Despite its stunning beauty, the SaƄethes mosquito is a threat to indigenous peoples or forestry professionals. They are responsible for many tropical diseases, such as yellow fever and dengue.
Every year, many scientists get sick from Sathethes mosquitoes while spending time in the Amazon. Especially for photographers, many people even expose themselves to mosquitoes to get satisfying pictures.
Though beautiful, the Sathethes mosquito is an intermediate target for many dangerous diseases – (Photo: Flickr)
Like over 3,300 different species of mosquitoes known throughout the world, only female Sathethes eat flood water, the rest of the time they feed on nectar.
When feeding, their hind legs point forward, not to pose, but since the legs are sensitive, they detect movement and allow themselves to flee in case of danger.
Interesting facts about the beauty of the most splendid mosquito in the world
What is the shiny lollipop in the middle of the foot for?
To flirt with a partner, of course.
When a male Sathethes mosquito encounters a female mosquito, it will try to get closer and land on a tree branch. Male mosquitoes will attach a flap to the female’s wing to prevent the mate from flying away. Next, the male begins to jump, moving the other oars. Immediately afterward, the male mosquito will move its front legs and body in a regular, rhythmic fashion.
In order to have a chance to mate, male mosquitoes are also very persistent.
This courtship dance is very energetic and directly affects the lifespan of male mosquitoes. But for them, passing it on to the next generation is much more important. Also, in order to have a chance to mate, male mosquitoes are also very persistent. If the female does not respond, the male mosquito will repeat the whole dance without stopping, until the female accepts or drives him away.
In particular, male mosquitoes in the reproductive stage not only search for females, but also “express pleasure and pleasure with mates, approach and dance in court.” “Flirting” males are mostly calm, sometimes kicking the hyperactive male to his dismay.
There is an injustice in the natural world that most male animals have more colorful and beautiful coats than females. For example, chickens, peacocks… However, Sathethes cyaneus is different, the female mosquito is as beautiful as the male, which surprised evolutionary researchers.
The female mosquito (left) and the male mosquito (right) both have shiny hairy midlegs, but the adomen is different: the male’s thigh is slightly enlarged at the end, the female’s is narrow.
Can unattractive male mosquitoes find a mate?
In the wild, females are often a relatively scarce resource, and males face stiff competition for limited mating opportunities. Some males decide to win the war of the flies, like the moose; Some males win hearts and constantly display their beauty, like peacocks. Under this selection pressure, females tend to go unnoticed, while males are alluring and attractive.
However, Sathethes cyaneus is not just a rare “male and female” species found in the wild; Male mosquitoes can also find a mate even without conspicuous fins.

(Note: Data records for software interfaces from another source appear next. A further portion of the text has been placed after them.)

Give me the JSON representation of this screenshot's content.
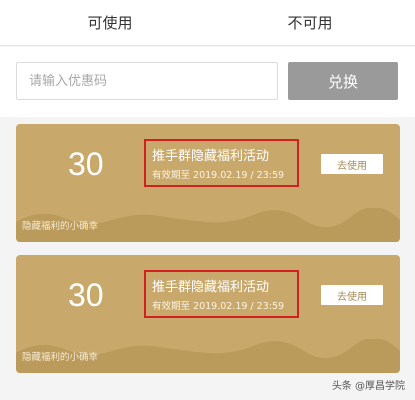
{
  "tabs": [
    {
      "label": "可使用"
    },
    {
      "label": "不可用"
    }
  ],
  "code": {
    "placeholder": "请输入优惠码",
    "value": "",
    "button_label": "兑换"
  },
  "coupons": [
    {
      "amount": "30",
      "title": "推手群隐藏福利活动",
      "validity": "有效期至 2019.02.19 / 23:59",
      "button_label": "去使用",
      "note": "隐藏福利的小确幸"
    },
    {
      "amount": "30",
      "title": "推手群隐藏福利活动",
      "validity": "有效期至 2019.02.19 / 23:59",
      "button_label": "去使用",
      "note": "隐藏福利的小确幸"
    }
  ],
  "colors": {
    "coupon_bg": "#c9a96b",
    "highlight_border": "#d21f1f",
    "redeem_button": "#9a9a9a"
  },
  "watermark": "头条 @厚昌学院"
}
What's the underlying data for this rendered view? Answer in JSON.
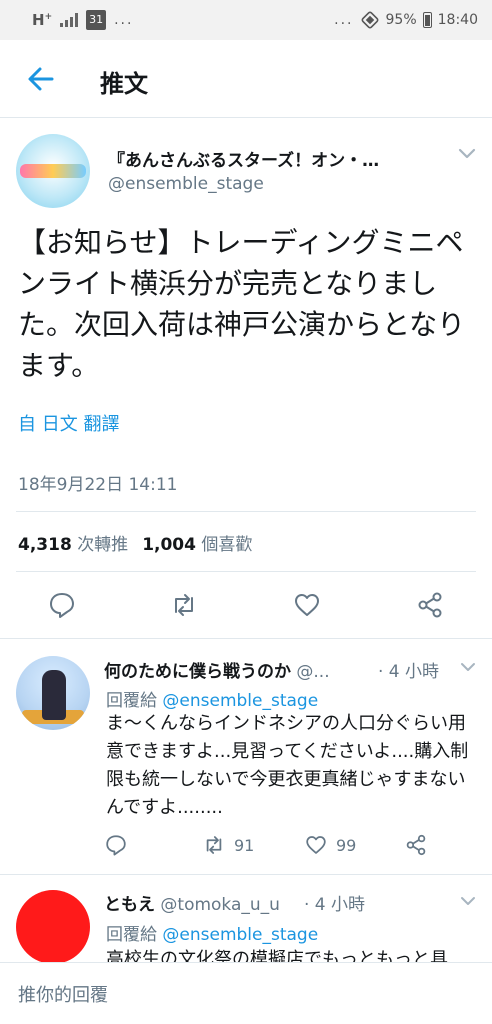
{
  "status_bar": {
    "network": "H",
    "network_sup": "+",
    "calendar_day": "31",
    "dots": "...",
    "dots_right": "...",
    "battery": "95%",
    "time": "18:40"
  },
  "header": {
    "title": "推文",
    "back_icon": "arrow-left-icon"
  },
  "tweet": {
    "display_name": "『あんさんぶるスターズ！オン・…",
    "handle": "@ensemble_stage",
    "text": "【お知らせ】トレーディングミニペンライト横浜分が完売となりました。次回入荷は神戸公演からとなります。",
    "translate": "自 日文 翻譯",
    "timestamp": "18年9月22日 14:11",
    "retweet_count": "4,318",
    "retweet_label": "次轉推",
    "like_count": "1,004",
    "like_label": "個喜歡"
  },
  "replies": [
    {
      "name": "何のために僕ら戦うのか",
      "handle": "@...",
      "time": "· 4 小時",
      "reply_prefix": "回覆給",
      "reply_to": "@ensemble_stage",
      "text": "ま〜くんならインドネシアの人口分ぐらい用意できますよ...見習ってくださいよ....購入制限も統一しないで今更衣更真緒じゃすまないんですよ........",
      "retweets": "91",
      "likes": "99"
    },
    {
      "name": "ともえ",
      "handle": "@tomoka_u_u",
      "time": "· 4 小時",
      "reply_prefix": "回覆給",
      "reply_to": "@ensemble_stage",
      "text": "高校生の文化祭の模擬店でもっともっと具"
    }
  ],
  "compose": {
    "placeholder": "推你的回覆"
  },
  "colors": {
    "accent": "#1b95e0",
    "secondary_text": "#657786",
    "divider": "#e1e8ed"
  }
}
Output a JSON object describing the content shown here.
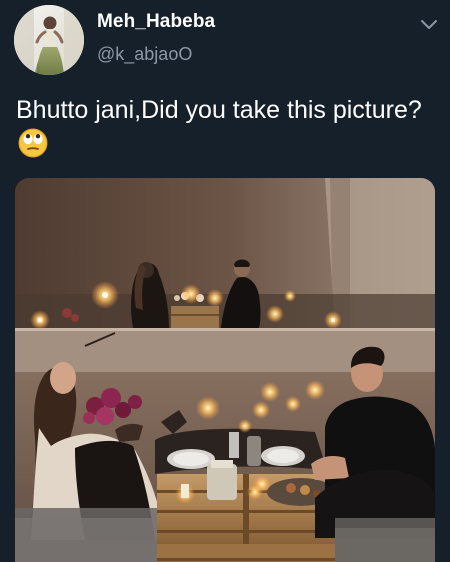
{
  "tweet": {
    "author": {
      "display_name": "Meh_Habeba",
      "handle": "@k_abjaoO",
      "avatar_icon": "avatar"
    },
    "text": "Bhutto jani,Did you take this picture?",
    "text_emoji": "face-with-rolling-eyes",
    "menu_icon": "chevron-down-icon",
    "media": {
      "type": "photo",
      "description_icon": "candlelit-dinner-photo"
    }
  },
  "colors": {
    "background": "#15202b",
    "primary_text": "#ffffff",
    "secondary_text": "#8b98a5"
  }
}
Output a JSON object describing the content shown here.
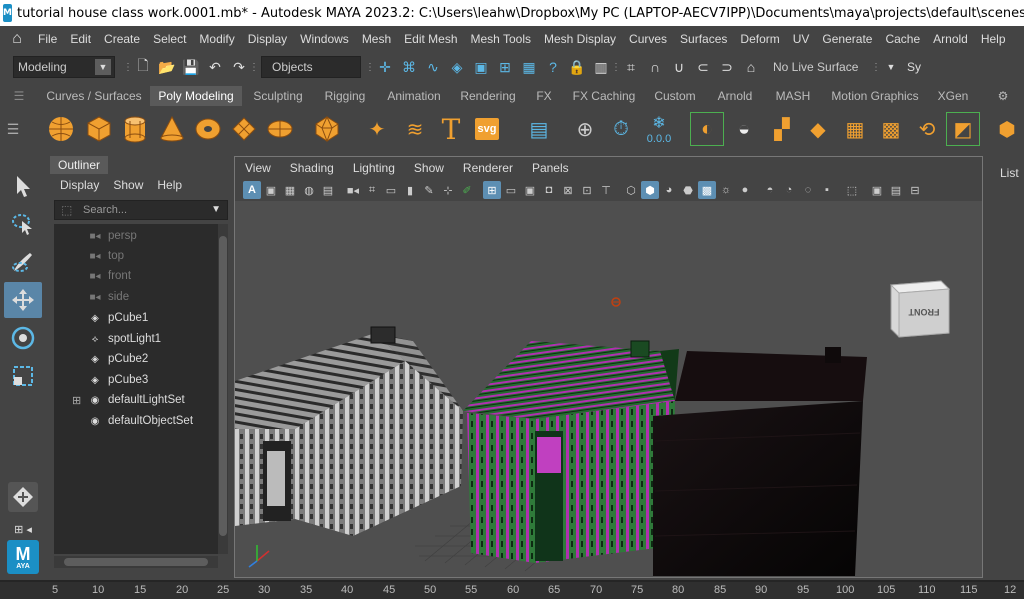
{
  "window": {
    "title": "tutorial house class work.0001.mb* - Autodesk MAYA 2023.2: C:\\Users\\leahw\\Dropbox\\My PC (LAPTOP-AECV7IPP)\\Documents\\maya\\projects\\default\\scenes\\tutorial house class work."
  },
  "menubar": {
    "items": [
      "File",
      "Edit",
      "Create",
      "Select",
      "Modify",
      "Display",
      "Windows",
      "Mesh",
      "Edit Mesh",
      "Mesh Tools",
      "Mesh Display",
      "Curves",
      "Surfaces",
      "Deform",
      "UV",
      "Generate",
      "Cache",
      "Arnold",
      "Help"
    ]
  },
  "statusline": {
    "menu_set": "Modeling",
    "select_mode": "Objects",
    "live_surface": "No Live Surface",
    "trailing": "Sy"
  },
  "shelf": {
    "tabs": [
      "Curves / Surfaces",
      "Poly Modeling",
      "Sculpting",
      "Rigging",
      "Animation",
      "Rendering",
      "FX",
      "FX Caching",
      "Custom",
      "Arnold",
      "MASH",
      "Motion Graphics",
      "XGen"
    ],
    "active_tab": "Poly Modeling",
    "text_icon": "T",
    "svg_icon": "svg",
    "value_icon": "0.0.0"
  },
  "outliner": {
    "title": "Outliner",
    "menus": [
      "Display",
      "Show",
      "Help"
    ],
    "search_placeholder": "Search...",
    "items": [
      {
        "name": "persp",
        "icon": "camera-icon",
        "dim": true
      },
      {
        "name": "top",
        "icon": "camera-icon",
        "dim": true
      },
      {
        "name": "front",
        "icon": "camera-icon",
        "dim": true
      },
      {
        "name": "side",
        "icon": "camera-icon",
        "dim": true
      },
      {
        "name": "pCube1",
        "icon": "mesh-icon",
        "dim": false
      },
      {
        "name": "spotLight1",
        "icon": "spotlight-icon",
        "dim": false
      },
      {
        "name": "pCube2",
        "icon": "mesh-icon",
        "dim": false
      },
      {
        "name": "pCube3",
        "icon": "mesh-icon",
        "dim": false
      },
      {
        "name": "defaultLightSet",
        "icon": "set-icon",
        "dim": false
      },
      {
        "name": "defaultObjectSet",
        "icon": "set-icon",
        "dim": false
      }
    ]
  },
  "viewport": {
    "menus": [
      "View",
      "Shading",
      "Lighting",
      "Show",
      "Renderer",
      "Panels"
    ],
    "view_cube_label": "FRONT"
  },
  "right_panel": {
    "label": "List"
  },
  "toolbox": {
    "logo": "M",
    "logo_sub": "AYA"
  },
  "timeslider": {
    "ticks": [
      "5",
      "10",
      "15",
      "20",
      "25",
      "30",
      "35",
      "40",
      "45",
      "50",
      "55",
      "60",
      "65",
      "70",
      "75",
      "80",
      "85",
      "90",
      "95",
      "100",
      "105",
      "110",
      "115",
      "12"
    ]
  },
  "colors": {
    "ui_bg": "#444444",
    "selection_blue": "#5a86a8",
    "shelf_orange": "#f0a030",
    "house_green": "#2f7a3a",
    "house_magenta": "#b030b0"
  }
}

Researchers at Uppsala University (Sweden) carried out a series of experiments to find out why both male and female Saethes cyaneus mosquitoes are beautiful. They found that removing the conspicuous fins from the males did not significantly reduce their mating success. Males without blades can still jump to attract females, and the probability of being accepted as a female is no less than that of male blade-footed mosquitoes.
But on the contrary, if the female does not have fins, the chances of being preferred by the male drop drastically. In other words, although the males appear to be performing the dance to flirt with the female and show off her large oars, they are actually examining the female’s choice of oars before performing the dance.

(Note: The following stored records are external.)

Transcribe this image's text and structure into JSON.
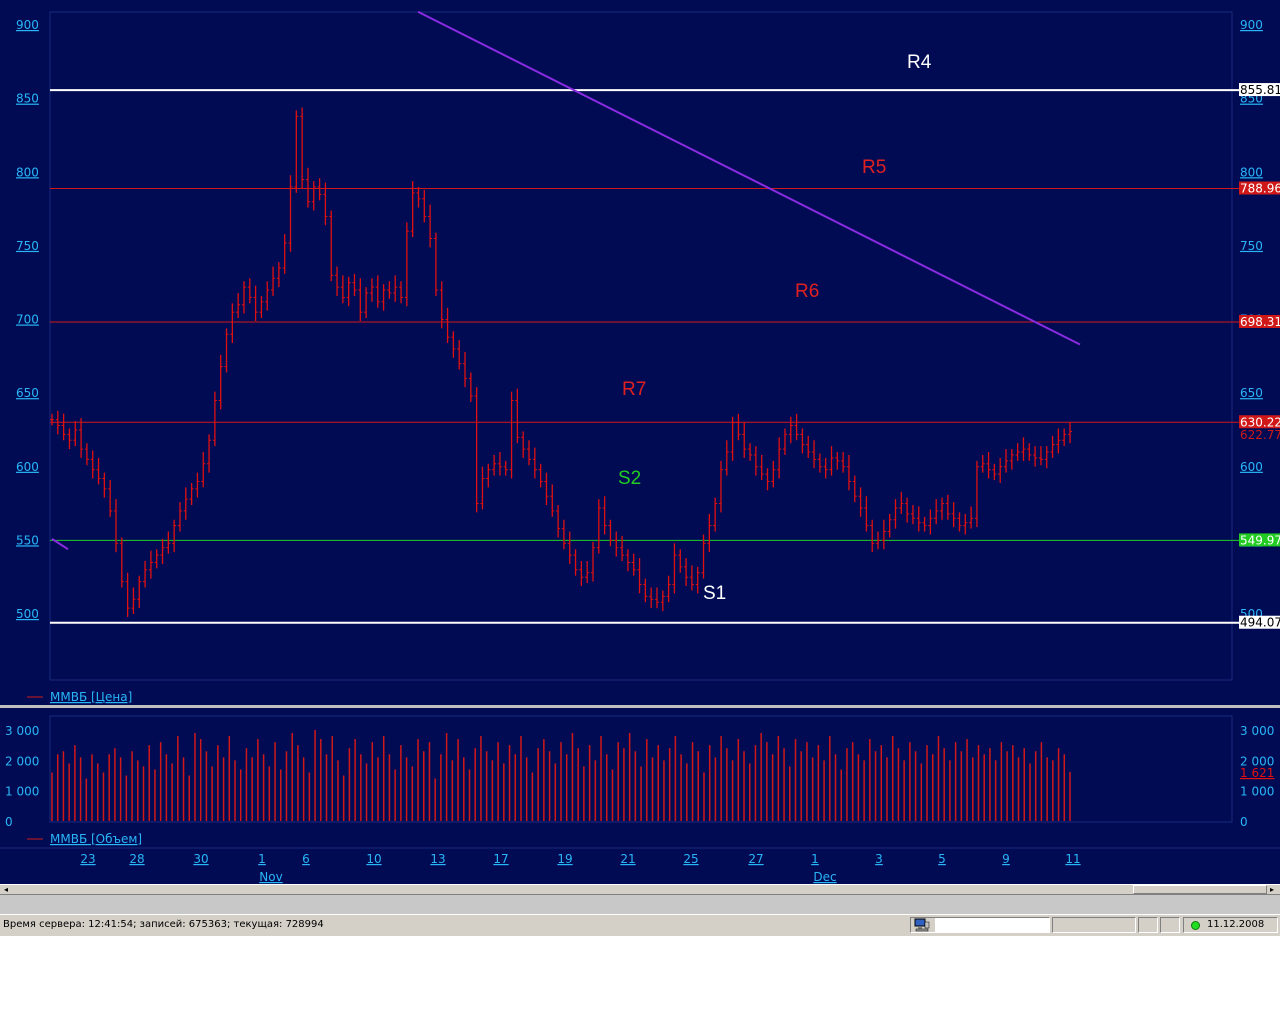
{
  "price_panel": {
    "legend_label": "ММВБ [Цена]",
    "y_ticks": [
      900,
      850,
      800,
      750,
      700,
      650,
      600,
      550,
      500
    ],
    "y_range": [
      470,
      910
    ],
    "levels": [
      {
        "name": "R4",
        "value": 855.81,
        "label": "855.81",
        "color": "#ffffff"
      },
      {
        "name": "R5",
        "value": 788.96,
        "label": "788.96",
        "color": "#d01818"
      },
      {
        "name": "R6",
        "value": 698.31,
        "label": "698.31",
        "color": "#d01818"
      },
      {
        "name": "R7",
        "value": 630.22,
        "label": "630.22",
        "color": "#d01818"
      },
      {
        "name": "S2",
        "value": 549.97,
        "label": "549.97",
        "color": "#22cc22"
      },
      {
        "name": "S1",
        "value": 494.07,
        "label": "494.07",
        "color": "#ffffff"
      }
    ],
    "zone_labels": [
      {
        "text": "R4",
        "color": "#ffffff"
      },
      {
        "text": "R5",
        "color": "#e02020"
      },
      {
        "text": "R6",
        "color": "#e02020"
      },
      {
        "text": "R7",
        "color": "#e02020"
      },
      {
        "text": "S2",
        "color": "#22cc22"
      },
      {
        "text": "S1",
        "color": "#ffffff"
      }
    ],
    "last_price_label": "622.77",
    "trendline": {
      "color": "#8a2be2",
      "from_value": 909,
      "to_value": 683
    }
  },
  "volume_panel": {
    "legend_label": "ММВБ [Объем]",
    "y_ticks": [
      "3 000",
      "2 000",
      "1 000",
      "0"
    ],
    "right_ticks": [
      "3 000",
      "2 000",
      "1 000",
      "0"
    ],
    "last_volume_label": "1 621",
    "y_max": 3000
  },
  "x_axis": {
    "day_labels": [
      "23",
      "28",
      "30",
      "1",
      "6",
      "10",
      "13",
      "17",
      "19",
      "21",
      "25",
      "27",
      "1",
      "3",
      "5",
      "9",
      "11"
    ],
    "month_labels": [
      "Nov",
      "Dec"
    ]
  },
  "chart_data": {
    "type": "bar",
    "title": "",
    "series": [
      {
        "name": "ММВБ [Цена]",
        "kind": "price-bars",
        "values": [
          632,
          628,
          622,
          618,
          625,
          612,
          605,
          598,
          592,
          585,
          570,
          548,
          522,
          504,
          510,
          522,
          530,
          535,
          540,
          545,
          548,
          560,
          570,
          578,
          585,
          590,
          602,
          618,
          645,
          668,
          690,
          705,
          710,
          722,
          715,
          705,
          712,
          720,
          728,
          735,
          752,
          790,
          838,
          795,
          780,
          790,
          785,
          770,
          730,
          722,
          715,
          725,
          720,
          705,
          718,
          722,
          712,
          720,
          718,
          722,
          715,
          760,
          786,
          782,
          770,
          755,
          720,
          700,
          688,
          680,
          670,
          660,
          648,
          575,
          592,
          598,
          602,
          600,
          598,
          645,
          620,
          612,
          605,
          598,
          590,
          580,
          570,
          558,
          548,
          540,
          530,
          525,
          528,
          545,
          572,
          560,
          550,
          545,
          540,
          535,
          530,
          520,
          512,
          510,
          508,
          512,
          520,
          540,
          532,
          525,
          520,
          528,
          548,
          560,
          575,
          598,
          610,
          630,
          622,
          612,
          608,
          600,
          595,
          590,
          598,
          612,
          622,
          628,
          622,
          615,
          610,
          605,
          600,
          598,
          606,
          604,
          600,
          590,
          580,
          572,
          560,
          548,
          550,
          556,
          564,
          572,
          575,
          568,
          565,
          562,
          560,
          565,
          570,
          575,
          568,
          565,
          560,
          562,
          565,
          600,
          602,
          598,
          595,
          600,
          604,
          608,
          610,
          612,
          608,
          606,
          605,
          610,
          615,
          618,
          622,
          624
        ]
      },
      {
        "name": "ММВБ [Объем]",
        "kind": "volume",
        "values": [
          1600,
          2200,
          2300,
          1900,
          2500,
          2100,
          1400,
          2200,
          1900,
          1600,
          2200,
          2400,
          2100,
          1500,
          2300,
          2000,
          1800,
          2500,
          1700,
          2600,
          2200,
          1900,
          2800,
          2100,
          1500,
          2900,
          2700,
          2300,
          1800,
          2500,
          2100,
          2800,
          2000,
          1700,
          2400,
          2100,
          2700,
          2200,
          1800,
          2600,
          1700,
          2300,
          2900,
          2500,
          2100,
          1600,
          3000,
          2700,
          2200,
          2800,
          2000,
          1500,
          2400,
          2700,
          2200,
          1900,
          2600,
          2100,
          2800,
          2200,
          1700,
          2500,
          2100,
          1800,
          2700,
          2300,
          2600,
          1400,
          2200,
          2900,
          2000,
          2700,
          2100,
          1700,
          2400,
          2800,
          2300,
          2000,
          2600,
          1900,
          2500,
          2200,
          2800,
          2100,
          1600,
          2400,
          2700,
          2300,
          1900,
          2600,
          2200,
          2900,
          2400,
          1800,
          2500,
          2000,
          2800,
          2200,
          1700,
          2600,
          2400,
          2900,
          2300,
          1800,
          2700,
          2100,
          2500,
          2000,
          2400,
          2800,
          2200,
          1900,
          2600,
          2300,
          1600,
          2500,
          2100,
          2800,
          2400,
          2000,
          2700,
          2300,
          1900,
          2500,
          2900,
          2600,
          2200,
          2800,
          2400,
          1800,
          2700,
          2300,
          2600,
          2100,
          2500,
          2000,
          2800,
          2200,
          1700,
          2400,
          2600,
          2200,
          2000,
          2700,
          2300,
          2500,
          2100,
          2800,
          2400,
          2000,
          2600,
          2300,
          1900,
          2500,
          2200,
          2800,
          2400,
          2000,
          2600,
          2300,
          2700,
          2100,
          2500,
          2200,
          2400,
          2000,
          2600,
          2300,
          2500,
          2100,
          2400,
          1900,
          2300,
          2600,
          2100,
          2000,
          2400,
          2200,
          1621
        ]
      }
    ],
    "ylim": [
      470,
      910
    ]
  },
  "statusbar": {
    "server_text": "Время сервера: 12:41:54; записей: 675363; текущая: 728994",
    "date": "11.12.2008"
  }
}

Later research showed that the size of the female’s fins is directly proportional to fertility. When females have large fins, this indicates that they have strong breeding abilities and attract more courting males.

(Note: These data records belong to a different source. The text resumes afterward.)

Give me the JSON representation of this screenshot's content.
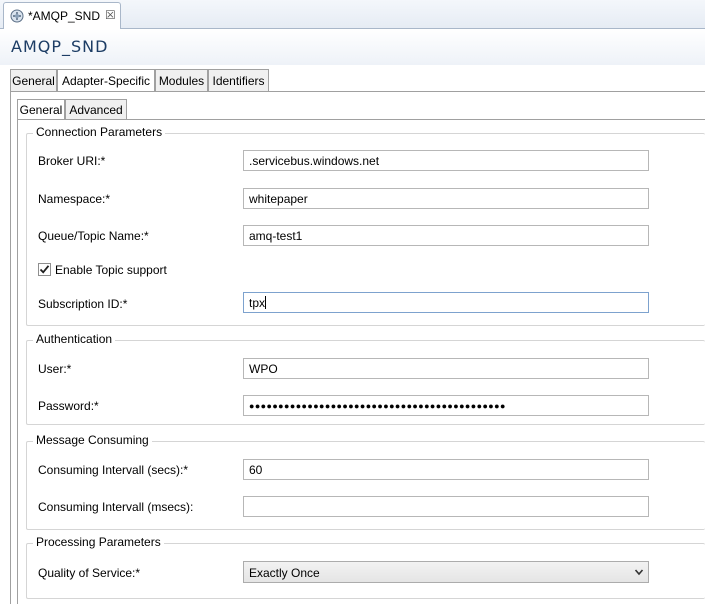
{
  "editor_tab": {
    "label": "*AMQP_SND",
    "close_glyph": "☒"
  },
  "header": {
    "title": "AMQP_SND"
  },
  "outer_tabs": [
    {
      "label": "General",
      "active": false
    },
    {
      "label": "Adapter-Specific",
      "active": true
    },
    {
      "label": "Modules",
      "active": false
    },
    {
      "label": "Identifiers",
      "active": false
    }
  ],
  "inner_tabs": [
    {
      "label": "General",
      "active": true
    },
    {
      "label": "Advanced",
      "active": false
    }
  ],
  "connection": {
    "title": "Connection Parameters",
    "broker_uri": {
      "label": "Broker URI:*",
      "value": ".servicebus.windows.net"
    },
    "namespace": {
      "label": "Namespace:*",
      "value": "whitepaper"
    },
    "queue_topic": {
      "label": "Queue/Topic Name:*",
      "value": "amq-test1"
    },
    "enable_topic": {
      "label": "Enable Topic support",
      "checked": true
    },
    "subscription": {
      "label": "Subscription ID:*",
      "value": "tpx"
    }
  },
  "authentication": {
    "title": "Authentication",
    "user": {
      "label": "User:*",
      "value": "WPO"
    },
    "password": {
      "label": "Password:*",
      "masked": "●●●●●●●●●●●●●●●●●●●●●●●●●●●●●●●●●●●●●●●●●●●●"
    }
  },
  "consuming": {
    "title": "Message Consuming",
    "secs": {
      "label": "Consuming Intervall (secs):*",
      "value": "60"
    },
    "msecs": {
      "label": "Consuming Intervall (msecs):",
      "value": ""
    }
  },
  "processing": {
    "title": "Processing Parameters",
    "qos": {
      "label": "Quality of Service:*",
      "value": "Exactly Once"
    }
  },
  "icons": {
    "tab_icon": "integration-channel-icon",
    "dropdown": "chevron-down-icon"
  },
  "colors": {
    "title": "#1d3d65",
    "tab_border": "#a0a0a0",
    "focus_border": "#7da2ce"
  }
}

Three mosquitoes in the image: the male on the far left is flirting with the female in the middle, and the male on the far right stands and watches.